Prospect Park Zoo in Brief:
Getting to the Prospect Park Zoo:
450 Flatbush Avenue in Brooklyn
- Closest Subways: B, Q or Franklin Avenue Shuttle to Prospect Park Station
Prospect Park Zoo Contacts:
- Phone: 718-399-7339
- Website: http://www.prospectparkzoo.com
Prospect Park Zoo Admission:
- $8 for Adults
- $5 for Children 3-12
- $6 for Seniors (65+)
- Free for Children under 3
- Free for Members
Prospect Park Zoo Hours:
- Winter Hours: (November - late March) 10 a.m. - 4:30 p.m.
- Summer Hours: (late March - late October) 10 a.m. - 5 p.m., 5:30 p.m. on weekends and holidays
- The zoo is open every day, year round
- Last admission sold 30 minutes before closing
Things to Do at the Prospect Park Zoo:
Prospect Park Zoo Tips:
- The Prospect Park Zoo's main entrance on Flatbush Avenue requires descending many steps -- not ideal for stroller or wheelchair users.
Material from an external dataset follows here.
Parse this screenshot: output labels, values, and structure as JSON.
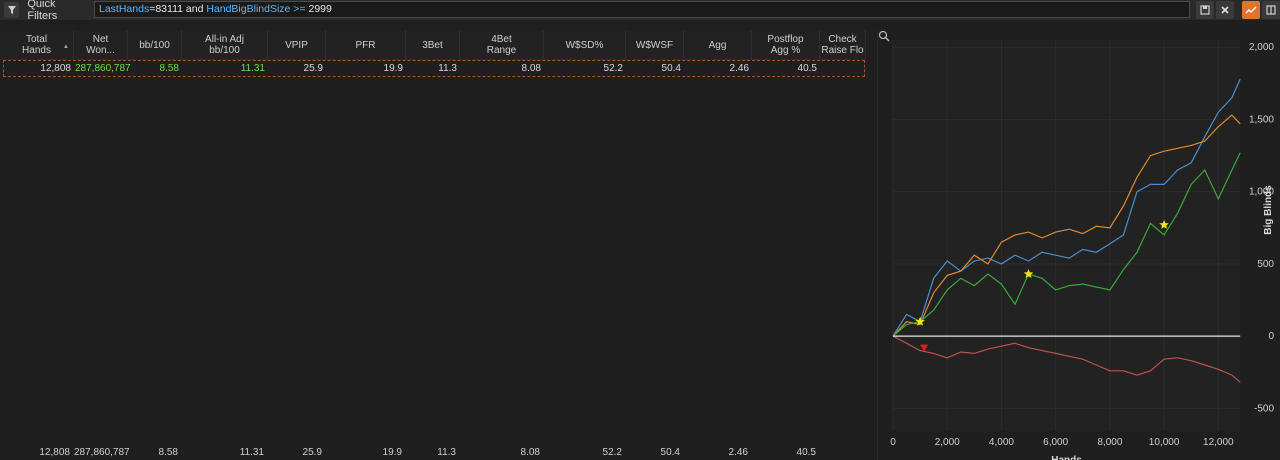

The Children's Corner entrance is a better bet, located at the south end of the park near the Carousel and Lefferts Historic House.
- Plan for about 2 hours to visit Prospect Park Zoo.
- Start with a visit to the Discovery Trail which covers most of the outdoor exhibits, as well as many interactive opportunities.
- The Refreshments Building offers snacks and drinks from vending machines or you can bring a picnic lunch.
About the Prospect Park Zoo:
Prospect Park has a long history of displaying animals, dating back to the late 1800s when there was a small menagerie in Prospect Park. While a few of the structures from the former zoo were preserved in the building of the current Prospect Park Zoo, the renovation focused on creating humane, naturalistic habitats for the animals, with exhibits that would be educational and interactive for children.
Today, the Prospect Park Zoo is home to over 125 wildlife species, with more than 400 animals. The collection features animals from around the world -- with fantastic opportunities to observe animals up-close and experience animal habits and habitats. Children will particularly love the Discovery Trail where they can hop on lily pads, climb up prairie dog tunnels and even wear turtle shells.